Singapore's amazing success is conveyed by this metric: It spends less than 4 per cent of its GDP (annual economic output) on healthcare compared to almost 18 per cent in the US, yet its system is ranked by the World Health Organization as the sixth best in the world (Britain's is ranked 18th, America's 37th).
The life expectancy of Singaporeans is now two to three years longer than the citizens of the US or the UK. Its newborn mortality rate is less than one per thousand live births (it's four in the US and Canada). Its survival rates from cancer and cardiovascular disease treatment are among the world's best. And almost 80 per cent of patients treated at hospitals and clinics are so satisfied they would recommend them to others.
All this at remarkably low expense. Singapore is world leader at keeping costs under control.

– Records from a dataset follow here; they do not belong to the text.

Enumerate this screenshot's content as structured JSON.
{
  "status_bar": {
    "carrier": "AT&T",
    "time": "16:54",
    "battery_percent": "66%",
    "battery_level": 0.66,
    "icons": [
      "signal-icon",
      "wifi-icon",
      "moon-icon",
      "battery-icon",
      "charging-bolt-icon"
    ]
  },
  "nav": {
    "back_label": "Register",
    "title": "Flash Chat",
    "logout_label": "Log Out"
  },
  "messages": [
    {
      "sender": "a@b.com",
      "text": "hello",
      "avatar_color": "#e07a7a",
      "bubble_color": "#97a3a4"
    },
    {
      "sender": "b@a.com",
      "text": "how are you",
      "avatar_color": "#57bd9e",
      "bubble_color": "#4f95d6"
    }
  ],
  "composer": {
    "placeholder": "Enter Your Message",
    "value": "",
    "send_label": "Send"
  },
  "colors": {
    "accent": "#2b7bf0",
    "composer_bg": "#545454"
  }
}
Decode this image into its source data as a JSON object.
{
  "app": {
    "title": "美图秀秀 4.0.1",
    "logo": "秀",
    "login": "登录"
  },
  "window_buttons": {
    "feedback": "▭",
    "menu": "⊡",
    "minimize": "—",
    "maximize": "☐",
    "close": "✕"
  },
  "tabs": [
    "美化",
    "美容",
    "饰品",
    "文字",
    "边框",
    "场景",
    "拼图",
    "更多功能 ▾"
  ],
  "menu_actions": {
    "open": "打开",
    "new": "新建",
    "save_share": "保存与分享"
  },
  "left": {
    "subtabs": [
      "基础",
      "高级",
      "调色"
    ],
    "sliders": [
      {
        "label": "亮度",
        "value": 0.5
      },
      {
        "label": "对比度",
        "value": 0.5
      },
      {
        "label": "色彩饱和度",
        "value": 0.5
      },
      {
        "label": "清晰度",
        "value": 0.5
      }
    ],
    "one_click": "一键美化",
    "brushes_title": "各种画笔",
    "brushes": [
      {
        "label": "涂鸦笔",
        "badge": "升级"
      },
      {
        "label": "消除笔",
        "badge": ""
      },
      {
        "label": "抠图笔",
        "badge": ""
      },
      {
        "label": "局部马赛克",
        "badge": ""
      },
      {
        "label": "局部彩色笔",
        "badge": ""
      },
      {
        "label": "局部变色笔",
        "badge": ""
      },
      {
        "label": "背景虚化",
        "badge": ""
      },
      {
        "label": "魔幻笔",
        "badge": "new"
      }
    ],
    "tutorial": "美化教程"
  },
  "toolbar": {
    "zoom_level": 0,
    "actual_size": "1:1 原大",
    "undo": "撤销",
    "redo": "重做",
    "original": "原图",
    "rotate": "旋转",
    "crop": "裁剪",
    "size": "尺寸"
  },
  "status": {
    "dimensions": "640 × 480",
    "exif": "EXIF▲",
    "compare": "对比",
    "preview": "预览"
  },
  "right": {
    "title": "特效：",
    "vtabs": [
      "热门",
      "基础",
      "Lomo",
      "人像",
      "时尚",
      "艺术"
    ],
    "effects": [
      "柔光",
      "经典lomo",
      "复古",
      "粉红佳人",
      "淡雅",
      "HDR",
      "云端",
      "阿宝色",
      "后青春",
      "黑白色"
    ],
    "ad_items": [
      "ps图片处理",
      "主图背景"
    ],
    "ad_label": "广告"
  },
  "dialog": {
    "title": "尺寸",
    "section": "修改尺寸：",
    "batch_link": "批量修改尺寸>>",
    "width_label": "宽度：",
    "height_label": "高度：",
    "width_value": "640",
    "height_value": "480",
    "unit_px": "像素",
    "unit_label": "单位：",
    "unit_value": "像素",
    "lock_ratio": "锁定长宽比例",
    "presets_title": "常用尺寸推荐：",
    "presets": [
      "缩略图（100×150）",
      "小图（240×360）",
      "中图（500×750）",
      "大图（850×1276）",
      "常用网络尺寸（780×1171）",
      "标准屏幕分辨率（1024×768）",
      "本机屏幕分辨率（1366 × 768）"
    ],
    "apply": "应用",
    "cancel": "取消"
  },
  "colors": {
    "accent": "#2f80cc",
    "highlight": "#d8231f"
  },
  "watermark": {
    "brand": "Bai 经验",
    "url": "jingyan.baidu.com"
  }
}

When last surveyed in 2008, public spending on healthcare was about $600 a year per person, compared to $3,500 in the US, $2,600 in the UK, $2,300 in Japan, with healthcare accounting for about 8 per cent of total government expenditure.
How has this been achieved, and what lessons can be drawn by policymakers of other countries? William Heseltine, a medical academic, explains in considerable detail in a new book*.
The key is a system that expects and to some extent forces individuals to accept responsibility for the expense of healthcare for themselves and their families, restraining costs and encouraging them to follow healthy lifestyles.
This is backed up by government measures to prevent exploitation by the private sector in supply of medical services, support for the weakest members of society, and well-co-ordinated long-term state planning for expanding and improving the system.
David Fuller's view Singapore used to be patronised for its paternalistic approach, but today it is more often seen as an enviable role model for responsible governance.
I have been an admirer of Singapore since I first visited the country in the early 1970s. Every other government in the world could learn something useful from Singapore.
Here are the last two paragraphs from Martin Spring's assessment:
The fundamental approach is that "a welfare system, or an entitlement mentality, has no place in Singapore". The focus is on "individual responsibility and self-reliance on the part of the citizenry in all personal matters, including healthcare."
No wonder some of us regard the quality of governance in Singapore as the best in the world.